#### Source data
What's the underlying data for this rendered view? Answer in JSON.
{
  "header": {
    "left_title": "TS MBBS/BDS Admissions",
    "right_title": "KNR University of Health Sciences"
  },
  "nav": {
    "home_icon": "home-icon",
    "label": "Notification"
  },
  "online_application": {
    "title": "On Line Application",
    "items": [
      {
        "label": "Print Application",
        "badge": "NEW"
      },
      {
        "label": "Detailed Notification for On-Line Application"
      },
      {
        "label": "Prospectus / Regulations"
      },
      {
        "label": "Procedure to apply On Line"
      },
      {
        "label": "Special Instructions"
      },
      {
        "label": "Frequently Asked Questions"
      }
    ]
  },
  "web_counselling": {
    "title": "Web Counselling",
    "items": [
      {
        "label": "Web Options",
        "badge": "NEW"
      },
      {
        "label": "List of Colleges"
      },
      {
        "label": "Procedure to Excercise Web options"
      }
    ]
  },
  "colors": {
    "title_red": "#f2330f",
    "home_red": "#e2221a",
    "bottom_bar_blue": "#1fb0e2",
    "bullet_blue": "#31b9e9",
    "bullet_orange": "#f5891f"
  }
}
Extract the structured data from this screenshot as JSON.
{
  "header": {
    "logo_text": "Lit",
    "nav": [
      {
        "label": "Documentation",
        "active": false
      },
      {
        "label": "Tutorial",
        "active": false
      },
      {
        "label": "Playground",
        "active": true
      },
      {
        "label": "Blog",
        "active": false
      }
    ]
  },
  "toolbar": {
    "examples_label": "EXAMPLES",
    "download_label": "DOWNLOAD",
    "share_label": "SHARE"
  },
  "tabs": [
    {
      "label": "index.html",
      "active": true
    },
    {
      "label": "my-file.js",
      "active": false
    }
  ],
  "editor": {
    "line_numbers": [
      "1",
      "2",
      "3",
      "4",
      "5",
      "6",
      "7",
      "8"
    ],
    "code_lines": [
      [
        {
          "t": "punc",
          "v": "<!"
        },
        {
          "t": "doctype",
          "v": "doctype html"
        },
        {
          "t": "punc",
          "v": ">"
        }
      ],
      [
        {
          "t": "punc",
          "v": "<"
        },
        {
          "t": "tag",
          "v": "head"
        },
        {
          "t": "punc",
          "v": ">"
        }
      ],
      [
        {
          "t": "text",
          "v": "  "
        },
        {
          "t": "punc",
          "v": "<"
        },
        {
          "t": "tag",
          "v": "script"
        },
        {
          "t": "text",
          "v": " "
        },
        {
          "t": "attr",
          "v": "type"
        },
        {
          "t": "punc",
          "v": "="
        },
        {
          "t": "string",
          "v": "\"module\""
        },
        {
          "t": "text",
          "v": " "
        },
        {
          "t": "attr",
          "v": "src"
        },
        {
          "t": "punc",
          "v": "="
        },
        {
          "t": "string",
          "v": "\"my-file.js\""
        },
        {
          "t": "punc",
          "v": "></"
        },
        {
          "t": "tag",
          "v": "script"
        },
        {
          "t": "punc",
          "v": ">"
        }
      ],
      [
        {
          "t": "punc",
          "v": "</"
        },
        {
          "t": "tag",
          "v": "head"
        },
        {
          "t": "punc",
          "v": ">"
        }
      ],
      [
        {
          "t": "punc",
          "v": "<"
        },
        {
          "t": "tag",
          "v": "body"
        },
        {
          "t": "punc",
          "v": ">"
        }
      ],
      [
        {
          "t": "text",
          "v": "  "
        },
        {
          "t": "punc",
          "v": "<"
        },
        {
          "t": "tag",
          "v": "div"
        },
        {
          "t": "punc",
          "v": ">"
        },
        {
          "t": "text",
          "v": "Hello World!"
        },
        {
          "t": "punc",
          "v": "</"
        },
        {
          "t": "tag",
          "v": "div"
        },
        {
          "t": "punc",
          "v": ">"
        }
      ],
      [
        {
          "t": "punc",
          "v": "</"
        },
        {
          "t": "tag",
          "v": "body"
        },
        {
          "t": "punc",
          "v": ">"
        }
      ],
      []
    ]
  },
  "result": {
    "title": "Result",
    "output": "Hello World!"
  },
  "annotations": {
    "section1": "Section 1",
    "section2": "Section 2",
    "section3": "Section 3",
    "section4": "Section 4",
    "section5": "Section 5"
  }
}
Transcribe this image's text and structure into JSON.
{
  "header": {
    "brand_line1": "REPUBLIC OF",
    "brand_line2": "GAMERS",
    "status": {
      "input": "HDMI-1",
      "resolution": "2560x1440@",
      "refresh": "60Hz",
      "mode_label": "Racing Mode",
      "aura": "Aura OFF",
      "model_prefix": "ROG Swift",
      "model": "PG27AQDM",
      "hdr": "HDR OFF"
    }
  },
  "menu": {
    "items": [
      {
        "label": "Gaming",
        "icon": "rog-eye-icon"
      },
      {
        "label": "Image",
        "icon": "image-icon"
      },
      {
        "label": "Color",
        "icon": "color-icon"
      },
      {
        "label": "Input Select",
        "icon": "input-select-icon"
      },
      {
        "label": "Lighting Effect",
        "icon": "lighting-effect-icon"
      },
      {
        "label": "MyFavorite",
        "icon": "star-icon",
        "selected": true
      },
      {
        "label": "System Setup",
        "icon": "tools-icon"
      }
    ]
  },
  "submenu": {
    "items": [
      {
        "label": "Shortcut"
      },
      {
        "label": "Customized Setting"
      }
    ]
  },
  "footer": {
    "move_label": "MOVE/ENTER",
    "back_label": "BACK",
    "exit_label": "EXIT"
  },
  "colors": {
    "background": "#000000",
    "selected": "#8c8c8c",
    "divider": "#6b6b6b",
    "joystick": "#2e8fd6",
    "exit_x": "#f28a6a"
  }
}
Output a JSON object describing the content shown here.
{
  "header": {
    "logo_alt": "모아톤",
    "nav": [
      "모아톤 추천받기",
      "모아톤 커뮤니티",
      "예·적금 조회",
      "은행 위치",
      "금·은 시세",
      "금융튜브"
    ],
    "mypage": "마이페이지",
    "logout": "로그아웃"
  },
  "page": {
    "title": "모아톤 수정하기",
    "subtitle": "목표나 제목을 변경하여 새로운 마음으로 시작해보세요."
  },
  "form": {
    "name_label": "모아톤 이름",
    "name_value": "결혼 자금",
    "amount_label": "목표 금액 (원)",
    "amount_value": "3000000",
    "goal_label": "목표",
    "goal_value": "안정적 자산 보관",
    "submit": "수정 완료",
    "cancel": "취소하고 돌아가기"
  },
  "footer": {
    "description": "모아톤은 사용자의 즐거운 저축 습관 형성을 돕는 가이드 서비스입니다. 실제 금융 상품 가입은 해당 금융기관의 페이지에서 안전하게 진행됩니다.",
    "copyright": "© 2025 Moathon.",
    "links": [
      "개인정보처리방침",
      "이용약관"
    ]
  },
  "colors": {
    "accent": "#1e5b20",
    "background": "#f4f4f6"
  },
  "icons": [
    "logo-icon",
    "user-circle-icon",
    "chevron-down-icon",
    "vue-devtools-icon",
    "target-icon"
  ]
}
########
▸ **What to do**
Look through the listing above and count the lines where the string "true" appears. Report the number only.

▸ **Solution for this problem**
3